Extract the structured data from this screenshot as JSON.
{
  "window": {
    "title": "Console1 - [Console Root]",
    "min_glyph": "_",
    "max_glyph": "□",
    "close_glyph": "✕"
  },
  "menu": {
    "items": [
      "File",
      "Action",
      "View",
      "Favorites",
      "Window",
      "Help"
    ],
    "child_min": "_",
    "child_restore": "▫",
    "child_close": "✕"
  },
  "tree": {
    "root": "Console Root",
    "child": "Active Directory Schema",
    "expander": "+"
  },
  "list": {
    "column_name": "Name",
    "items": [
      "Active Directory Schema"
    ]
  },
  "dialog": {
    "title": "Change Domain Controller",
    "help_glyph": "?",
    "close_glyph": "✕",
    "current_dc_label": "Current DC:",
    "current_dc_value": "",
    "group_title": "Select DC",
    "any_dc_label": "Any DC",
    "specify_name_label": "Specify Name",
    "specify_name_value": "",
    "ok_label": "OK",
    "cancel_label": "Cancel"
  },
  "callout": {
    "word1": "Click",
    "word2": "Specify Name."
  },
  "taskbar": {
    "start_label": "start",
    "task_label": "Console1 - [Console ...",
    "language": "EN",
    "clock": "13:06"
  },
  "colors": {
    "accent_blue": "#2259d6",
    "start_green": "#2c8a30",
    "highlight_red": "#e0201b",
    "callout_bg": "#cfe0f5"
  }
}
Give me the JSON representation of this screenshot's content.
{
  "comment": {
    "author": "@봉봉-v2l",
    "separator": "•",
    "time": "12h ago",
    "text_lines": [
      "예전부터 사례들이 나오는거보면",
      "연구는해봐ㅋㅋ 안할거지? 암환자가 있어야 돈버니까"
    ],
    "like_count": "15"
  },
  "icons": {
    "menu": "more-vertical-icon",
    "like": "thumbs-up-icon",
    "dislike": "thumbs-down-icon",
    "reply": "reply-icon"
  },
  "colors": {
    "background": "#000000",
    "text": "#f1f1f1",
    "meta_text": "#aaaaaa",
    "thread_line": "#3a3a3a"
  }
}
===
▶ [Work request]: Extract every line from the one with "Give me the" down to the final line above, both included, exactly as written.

▶ [Reply to the task]:
Give me the JSON representation of this screenshot's content.
{
  "comment": {
    "author": "@봉봉-v2l",
    "separator": "•",
    "time": "12h ago",
    "text_lines": [
      "예전부터 사례들이 나오는거보면",
      "연구는해봐ㅋㅋ 안할거지? 암환자가 있어야 돈버니까"
    ],
    "like_count": "15"
  },
  "icons": {
    "menu": "more-vertical-icon",
    "like": "thumbs-up-icon",
    "dislike": "thumbs-down-icon",
    "reply": "reply-icon"
  },
  "colors": {
    "background": "#000000",
    "text": "#f1f1f1",
    "meta_text": "#aaaaaa",
    "thread_line": "#3a3a3a"
  }
}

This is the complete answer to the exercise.